There is a massive difficulty that governments face in these situations. On the one hand, they have a responsibility to ensure the continued survival and good health of their economy, and this therefore indicates that they should have the responsibility of bailing out companies. On the other hand, if they continually bail out companies, it encourages these companies and banks to deliberately take stupid risks that jeopardises the health of the economy as they know that the government will help them if they are in trouble. The government therefore is between a rock and a hard place in this situation. It has a responsibility to help, but not to help too much so that such companies and banks remain accountable for the situation in which they find themselves.
It is, indeed, a case of "between a rock and a hard place" for the government. I don't pay enough attention to what most "tea partiers" say to know if any of them have expressed an opinion - do they feel the government should have stayed out of it and let the financial institutions and the auto manufacturers go down? My impression is that they advocate absolutely no government support for anything, which to me implies that they would have allowed all the unemployment and international economic consequences to play out. I happen to feel the government does need to selectively become involved...the hard part is determining when to do so and how to insure accountability for the money provided.
Personal opinion, not spoken as an economist nor an expert in government, I believe the government does well to bail out troubled economy and the individual components (corporations, banks, etc). The truth is that had the government not negotiated bailouts of entities like Bear Sterns, for example, the threat of a global financial collapse loomed as a living, breathing dragon at the necks of the nations. Plus it is critical to save jobs to save the economy from a repeat of the 1930s. And the government did this. Of course it is harder to be successful now than in FDRs time because of the magnitude and complexity now present, but, nonetheless, the effort is needed.
I agree with the three posts. We should not bail out large companies generally speaking. There are a few reasons for this.
1. Banks and corporations has failed in the past and they will continue in the future. So, get the incompetent people out and get competent people in. With bailouts you do the reverse!
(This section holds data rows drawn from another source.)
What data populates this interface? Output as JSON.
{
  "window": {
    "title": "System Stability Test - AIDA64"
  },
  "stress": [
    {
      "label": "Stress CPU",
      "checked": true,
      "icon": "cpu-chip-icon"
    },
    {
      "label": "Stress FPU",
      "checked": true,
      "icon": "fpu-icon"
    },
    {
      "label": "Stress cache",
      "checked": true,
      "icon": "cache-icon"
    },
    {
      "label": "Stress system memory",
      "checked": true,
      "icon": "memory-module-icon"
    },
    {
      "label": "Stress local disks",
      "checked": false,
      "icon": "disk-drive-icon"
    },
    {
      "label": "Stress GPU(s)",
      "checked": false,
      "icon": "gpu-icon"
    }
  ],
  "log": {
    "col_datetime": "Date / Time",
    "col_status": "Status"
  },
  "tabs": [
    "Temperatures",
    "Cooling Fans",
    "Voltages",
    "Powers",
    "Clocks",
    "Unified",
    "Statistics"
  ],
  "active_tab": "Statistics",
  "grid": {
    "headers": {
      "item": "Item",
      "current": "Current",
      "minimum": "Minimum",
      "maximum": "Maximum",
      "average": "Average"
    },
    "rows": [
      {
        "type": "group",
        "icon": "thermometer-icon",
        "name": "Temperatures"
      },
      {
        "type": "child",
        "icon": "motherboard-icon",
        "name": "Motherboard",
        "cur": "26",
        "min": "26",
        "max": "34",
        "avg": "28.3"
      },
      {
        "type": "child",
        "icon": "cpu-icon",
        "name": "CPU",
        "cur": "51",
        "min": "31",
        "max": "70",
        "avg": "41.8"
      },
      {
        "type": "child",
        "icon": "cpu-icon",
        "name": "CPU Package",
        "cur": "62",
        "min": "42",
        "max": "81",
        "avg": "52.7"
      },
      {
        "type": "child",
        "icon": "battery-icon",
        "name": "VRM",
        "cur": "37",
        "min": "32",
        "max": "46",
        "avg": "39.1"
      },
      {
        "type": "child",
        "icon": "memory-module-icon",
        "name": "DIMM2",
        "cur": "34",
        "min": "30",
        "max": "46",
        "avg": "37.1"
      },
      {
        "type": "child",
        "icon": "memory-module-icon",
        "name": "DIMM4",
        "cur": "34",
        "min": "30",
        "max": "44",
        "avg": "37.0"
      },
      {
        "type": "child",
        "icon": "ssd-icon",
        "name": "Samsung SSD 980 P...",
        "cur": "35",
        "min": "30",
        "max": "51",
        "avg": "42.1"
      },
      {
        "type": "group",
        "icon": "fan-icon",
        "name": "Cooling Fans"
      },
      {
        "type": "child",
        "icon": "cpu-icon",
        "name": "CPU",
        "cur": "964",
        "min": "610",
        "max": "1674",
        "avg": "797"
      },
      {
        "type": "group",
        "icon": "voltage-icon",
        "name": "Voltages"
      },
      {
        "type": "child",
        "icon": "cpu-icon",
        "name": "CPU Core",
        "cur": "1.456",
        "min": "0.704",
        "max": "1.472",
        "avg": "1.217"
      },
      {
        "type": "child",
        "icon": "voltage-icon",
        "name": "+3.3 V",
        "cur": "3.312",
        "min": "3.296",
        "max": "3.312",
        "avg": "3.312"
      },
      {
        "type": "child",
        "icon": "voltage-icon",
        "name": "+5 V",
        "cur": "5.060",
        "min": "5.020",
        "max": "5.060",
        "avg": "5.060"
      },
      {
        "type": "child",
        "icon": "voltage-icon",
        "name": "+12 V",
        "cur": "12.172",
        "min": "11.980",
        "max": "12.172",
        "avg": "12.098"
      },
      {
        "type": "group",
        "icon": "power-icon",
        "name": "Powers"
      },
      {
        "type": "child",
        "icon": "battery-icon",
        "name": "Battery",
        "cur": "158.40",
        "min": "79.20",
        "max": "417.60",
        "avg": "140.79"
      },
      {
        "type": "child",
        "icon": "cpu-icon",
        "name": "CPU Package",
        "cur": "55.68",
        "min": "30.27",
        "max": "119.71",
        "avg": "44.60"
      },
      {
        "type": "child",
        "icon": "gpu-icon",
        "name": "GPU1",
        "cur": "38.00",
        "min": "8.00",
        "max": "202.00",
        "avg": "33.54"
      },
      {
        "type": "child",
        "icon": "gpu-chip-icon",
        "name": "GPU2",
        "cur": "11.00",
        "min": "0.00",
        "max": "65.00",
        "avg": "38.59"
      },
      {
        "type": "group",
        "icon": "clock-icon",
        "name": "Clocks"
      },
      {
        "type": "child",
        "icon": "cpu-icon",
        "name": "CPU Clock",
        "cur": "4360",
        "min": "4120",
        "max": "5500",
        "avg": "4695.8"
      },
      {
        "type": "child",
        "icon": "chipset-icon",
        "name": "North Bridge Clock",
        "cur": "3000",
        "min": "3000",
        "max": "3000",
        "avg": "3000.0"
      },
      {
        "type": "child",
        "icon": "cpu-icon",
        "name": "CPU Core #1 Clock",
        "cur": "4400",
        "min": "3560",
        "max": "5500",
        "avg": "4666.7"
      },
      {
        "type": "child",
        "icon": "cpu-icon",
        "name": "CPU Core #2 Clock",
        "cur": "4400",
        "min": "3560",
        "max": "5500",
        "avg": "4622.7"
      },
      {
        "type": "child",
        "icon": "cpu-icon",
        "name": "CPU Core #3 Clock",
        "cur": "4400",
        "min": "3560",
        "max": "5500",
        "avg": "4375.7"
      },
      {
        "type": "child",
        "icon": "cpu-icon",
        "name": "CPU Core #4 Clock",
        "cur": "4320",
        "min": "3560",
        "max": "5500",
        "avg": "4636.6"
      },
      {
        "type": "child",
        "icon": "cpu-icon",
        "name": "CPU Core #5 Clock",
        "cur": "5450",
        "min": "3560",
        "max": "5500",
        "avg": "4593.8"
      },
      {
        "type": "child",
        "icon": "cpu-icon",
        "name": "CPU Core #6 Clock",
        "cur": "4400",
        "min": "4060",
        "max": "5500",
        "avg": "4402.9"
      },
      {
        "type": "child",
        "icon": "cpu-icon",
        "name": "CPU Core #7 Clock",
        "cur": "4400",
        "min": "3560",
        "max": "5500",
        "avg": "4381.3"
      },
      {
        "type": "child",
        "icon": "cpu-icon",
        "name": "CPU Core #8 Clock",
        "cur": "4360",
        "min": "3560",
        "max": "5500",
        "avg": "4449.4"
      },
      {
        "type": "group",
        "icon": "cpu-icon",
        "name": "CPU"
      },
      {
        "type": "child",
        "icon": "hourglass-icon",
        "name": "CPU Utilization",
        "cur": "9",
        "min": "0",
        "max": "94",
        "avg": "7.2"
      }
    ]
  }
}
You take money from hard workers and fuel incompetent people.
2. The rich get wealthier and the poor get poorer, enough said on this one.
3. With more bailouts, there will be more inflation later on. Bailouts usually are accompanied with printing of more money.
A larger problem with the entire bailout mentality is that it insulates people and corporations against failure. We are losing the mindset that failure is a bad thing; if you make a bad decision and then the government steps in and gives you money, what reason is there to strive for success? If you are unemployed and receive enough unemployment to live better than many people working minimum wage, what motivation is there to get back into the workforce? The issue of bailouts is enormous and covers books, but the issues of motivation and failure are major as well.
I remember hearing that we needed to bail out some of these big companies because they are so integral to the national and international economy that they are "too big to fail" meaning not that they couldn't fail but the the government couldn't let them fail. I think any company that big needs to be evaluated for its financial integrity and that better protections and oversight need to be present so that the risks taken and losses noted can't have that kind of momentous impact on the overall picture.
I don't think the bailouts worked. There needs to be more accountability for how the money is spent. Corporations should not be able to spend the bailout funds on fancy retreats or bonuses to corporate officers. If the company has money to spend on this, it does not need a bailout.